It might be, I am repulsed by Psalm One-O-Nine because I don’t want to admit that it could be me issuing this prayer. It could be me doubled-over and ugly crying, and it’s entirely humiliating. And nobody knows the trouble I see, nobody knows, but Jesus.
“Teach us how to pray” the disciples asked him, and Jesus gave them a whole form to follow. Address-Petition-Praise. Here’s the technique, and we keep practicing every week. But if you want to learn how to pray from Jesus, you’ve got to find him in the garden. That night was a hot mess!
Yes, he says to God, “Let it be your will, not mine,” and that is so professional of him. Yes, we have the stained glass window of the scene capturing unspoken, unheard of tranquility. But don’t miss the fact that Jesus was crying — a lot. The disciples couldn’t stay awake. Jesus was being betrayed —all those curses could have been his. One version reports that he was sweating blood into the ground; his tears were soaking the ground. Imagine how he smelled!
What happens when I hear Jesus’ prayer next to Psalm One-O-Nine, is the distance I’m trying to maintain starts to come undone. Now the Psalmist’s litany of cursing, is Jesus’ prayer; which means it is God’s prayer; it could be our prayer. Now maybe instead of feeling repulsed by the ugly crying and cursing, what if I could go up to her, and sit down, and hear her hurt —all of it, and hear how she is telling the truth. What if we learn how to do this from Jesus…
What I can promise you, is there’s no way to get close to someone’s vulnerability, and hear the truth inside their hurt, then not hear the grace on the other side. It is worth getting the snot on your hands and the stench in your hair; there is grace from God in the breath between sobs. There is grace from God in the breath between the horror unfolding in world, but who’s going to show up to hear it if not us…
It’s like this. Some of the most helpful, tender words I’ve ever heard were spoken by someone who works as an EMT. So here’s what happens. There might come a time when you have to call an ambulance to save the life of a person you love, and the team will come, and they might be successful, and the person you love might recover. Later that day, while you’re sitting by their bed in the hospital, it might occur to you, that when the EMTs arrived, they saw everything. They saw the person you love— naked.
Look, if a person’s life is on the line, emergency response teams are simply not concerned about modesty. They will cut off your clothes to save your life. You know from CPR training, if we need to get the defibrillator because someone stopped breathing, we will not think twice about removing their shirt to use it.
So the EMT who I heard was reassuring someone. Please, do not be embarrassed that we found him in the shower. This happens all the time; we are used to it. It is not a big deal at all. What we care about is saving his life.
Hearing him say this made me think, what if we, as Christians, had a similar reaction toward people who are crying? What if we could say, Please. Do not be embarrassed.
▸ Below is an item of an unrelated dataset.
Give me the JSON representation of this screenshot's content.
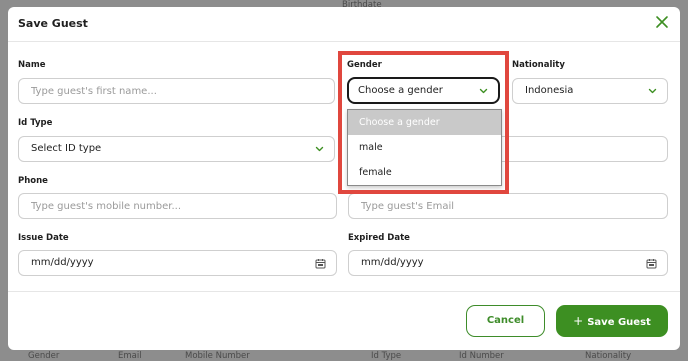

We have experience sitting with those who are cursing and crying; we have trained for this; it happens all the time. What we care about is why you are hurting. Because once we hear this, we will hear God’s pain too.
God’s heart breaks for those who are weak and brokendown, as though God knows what it is to be weak and brokendown. Get over the snot and the stench, and sit right down next to the pain. There’s no way to do this and not get compassion all over your hands, and not hear mercy singing back from the other side.
This is what Jesus teaches us in the garden. This is the grace of God soaking into your bones like blessing. Amen.
|See the notes for Psalm 109:6-19. The HarperCollins Study Bible. New Revised Standard Version. 1993.
|Psalms: New Cambridge Bible Commentary edited by Walter Brueggemann and William H. Bellinger, Jr. (kindle edition)